Ease the way
- Open communication: As soon as you find out that you are pregnant, discuss it with your child. Explain how a new brother or sister will affect the family and give your child the opportunity to ask questions and express concerns. If they seem uninterested, don’t force the issue, there’s plenty of time for them to get used to the idea.
- Toddlers may forget they ever had the conversation with you, so you’ll need to bring up the subject gently from time to time.
- Explain how the baby develops and why your stomach and breasts are getting bigger. Share a good book with illustrations of foetal development.
- Reassure your child constantly that you love him or her.
- Involve your child in activities such as choosing furniture, equipment and baby clothes.
- Take your child with you when you go for ante-natal check-ups.
- Encourage your child to listen to the heartbeat or feel the baby kicking.
- Help your child to get used to babies by spending time with people who have babies.
- Read books that prepare children for the arrival of a sibling.
- Prepare your child for the time when you are in hospital. Make sure your child is familiar with the person who will be taking care of him or her.
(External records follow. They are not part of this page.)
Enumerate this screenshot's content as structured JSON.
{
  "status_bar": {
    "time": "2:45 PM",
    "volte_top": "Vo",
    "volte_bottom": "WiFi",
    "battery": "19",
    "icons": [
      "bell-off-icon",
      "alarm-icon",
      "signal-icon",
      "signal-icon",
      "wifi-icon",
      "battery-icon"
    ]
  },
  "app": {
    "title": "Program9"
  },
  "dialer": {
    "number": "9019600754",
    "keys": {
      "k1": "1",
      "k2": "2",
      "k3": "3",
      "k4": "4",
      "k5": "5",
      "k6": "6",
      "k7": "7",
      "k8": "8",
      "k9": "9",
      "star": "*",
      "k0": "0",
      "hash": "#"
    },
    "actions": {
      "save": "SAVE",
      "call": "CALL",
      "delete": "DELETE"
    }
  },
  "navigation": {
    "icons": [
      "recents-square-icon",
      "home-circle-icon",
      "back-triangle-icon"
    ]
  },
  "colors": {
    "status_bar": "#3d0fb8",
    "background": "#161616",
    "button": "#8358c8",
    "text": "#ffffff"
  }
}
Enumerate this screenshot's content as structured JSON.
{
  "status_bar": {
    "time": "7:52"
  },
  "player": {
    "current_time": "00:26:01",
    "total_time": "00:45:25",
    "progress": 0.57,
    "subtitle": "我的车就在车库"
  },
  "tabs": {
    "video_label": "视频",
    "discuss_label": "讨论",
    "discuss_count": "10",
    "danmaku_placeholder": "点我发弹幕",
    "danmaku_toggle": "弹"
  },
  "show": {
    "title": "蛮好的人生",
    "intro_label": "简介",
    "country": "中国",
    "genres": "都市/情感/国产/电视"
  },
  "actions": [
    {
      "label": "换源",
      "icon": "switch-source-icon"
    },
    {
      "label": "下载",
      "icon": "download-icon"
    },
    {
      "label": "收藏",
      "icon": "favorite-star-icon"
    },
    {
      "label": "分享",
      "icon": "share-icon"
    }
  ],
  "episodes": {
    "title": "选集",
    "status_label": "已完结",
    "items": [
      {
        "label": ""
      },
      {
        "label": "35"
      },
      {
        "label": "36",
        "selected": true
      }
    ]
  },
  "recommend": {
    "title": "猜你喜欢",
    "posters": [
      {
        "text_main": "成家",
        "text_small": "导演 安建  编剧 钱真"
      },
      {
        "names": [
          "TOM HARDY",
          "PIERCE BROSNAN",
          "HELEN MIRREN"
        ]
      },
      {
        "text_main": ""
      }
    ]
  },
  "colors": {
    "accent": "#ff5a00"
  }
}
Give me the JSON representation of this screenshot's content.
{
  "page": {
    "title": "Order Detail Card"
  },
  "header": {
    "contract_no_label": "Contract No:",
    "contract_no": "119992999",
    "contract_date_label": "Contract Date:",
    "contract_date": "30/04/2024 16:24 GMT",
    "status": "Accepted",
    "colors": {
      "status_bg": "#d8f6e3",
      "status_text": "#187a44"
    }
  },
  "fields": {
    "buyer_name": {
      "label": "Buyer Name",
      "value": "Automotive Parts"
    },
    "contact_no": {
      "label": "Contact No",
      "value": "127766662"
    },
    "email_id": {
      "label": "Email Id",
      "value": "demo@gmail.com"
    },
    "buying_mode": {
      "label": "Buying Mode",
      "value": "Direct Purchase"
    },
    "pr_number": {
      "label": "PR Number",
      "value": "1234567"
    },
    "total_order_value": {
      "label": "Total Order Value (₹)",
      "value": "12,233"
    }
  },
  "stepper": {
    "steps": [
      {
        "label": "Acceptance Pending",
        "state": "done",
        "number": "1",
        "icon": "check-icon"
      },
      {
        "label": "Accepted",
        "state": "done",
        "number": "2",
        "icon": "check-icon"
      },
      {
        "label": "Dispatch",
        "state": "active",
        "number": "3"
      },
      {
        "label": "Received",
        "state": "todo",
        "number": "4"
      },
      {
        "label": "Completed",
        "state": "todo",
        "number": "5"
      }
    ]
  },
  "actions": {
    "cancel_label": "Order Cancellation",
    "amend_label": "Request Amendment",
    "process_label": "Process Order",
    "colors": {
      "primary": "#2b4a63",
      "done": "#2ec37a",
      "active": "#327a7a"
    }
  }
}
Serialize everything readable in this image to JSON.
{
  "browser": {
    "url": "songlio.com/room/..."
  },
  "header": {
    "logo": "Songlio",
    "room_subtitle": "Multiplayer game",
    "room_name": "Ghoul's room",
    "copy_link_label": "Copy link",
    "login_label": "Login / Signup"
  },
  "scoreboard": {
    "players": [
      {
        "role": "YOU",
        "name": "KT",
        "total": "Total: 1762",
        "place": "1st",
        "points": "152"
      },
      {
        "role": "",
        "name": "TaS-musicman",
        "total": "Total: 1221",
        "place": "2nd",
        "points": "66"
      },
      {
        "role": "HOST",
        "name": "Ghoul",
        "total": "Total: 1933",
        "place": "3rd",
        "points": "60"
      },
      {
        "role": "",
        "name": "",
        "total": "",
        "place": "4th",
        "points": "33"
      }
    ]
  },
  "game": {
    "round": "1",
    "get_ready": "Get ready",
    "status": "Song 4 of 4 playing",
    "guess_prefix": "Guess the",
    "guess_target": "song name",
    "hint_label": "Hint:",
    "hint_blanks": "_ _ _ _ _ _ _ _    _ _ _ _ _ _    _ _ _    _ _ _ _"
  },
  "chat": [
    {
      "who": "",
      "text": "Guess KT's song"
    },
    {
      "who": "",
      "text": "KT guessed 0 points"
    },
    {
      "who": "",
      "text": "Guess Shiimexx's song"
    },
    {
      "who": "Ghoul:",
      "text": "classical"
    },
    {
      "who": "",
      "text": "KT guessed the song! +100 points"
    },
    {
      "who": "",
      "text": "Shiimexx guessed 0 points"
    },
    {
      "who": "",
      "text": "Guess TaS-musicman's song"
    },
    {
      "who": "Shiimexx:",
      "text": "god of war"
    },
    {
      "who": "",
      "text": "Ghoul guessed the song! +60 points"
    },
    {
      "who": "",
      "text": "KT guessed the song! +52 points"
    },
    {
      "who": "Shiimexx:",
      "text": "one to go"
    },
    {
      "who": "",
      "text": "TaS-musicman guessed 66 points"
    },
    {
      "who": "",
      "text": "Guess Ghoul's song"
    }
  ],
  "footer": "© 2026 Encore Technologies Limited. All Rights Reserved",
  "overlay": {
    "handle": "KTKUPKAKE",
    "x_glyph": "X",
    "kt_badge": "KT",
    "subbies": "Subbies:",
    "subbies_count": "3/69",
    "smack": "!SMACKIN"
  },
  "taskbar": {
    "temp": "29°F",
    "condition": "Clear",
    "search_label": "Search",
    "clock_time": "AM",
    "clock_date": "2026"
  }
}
This time should be as stress-free as possible.
- Ask your child to help you pack your hospital bag.
- Ask friends and family to remember to fuss over the older child first when they visit – many people tend to focus on the pregnancy and then the baby, and ignore the sibling.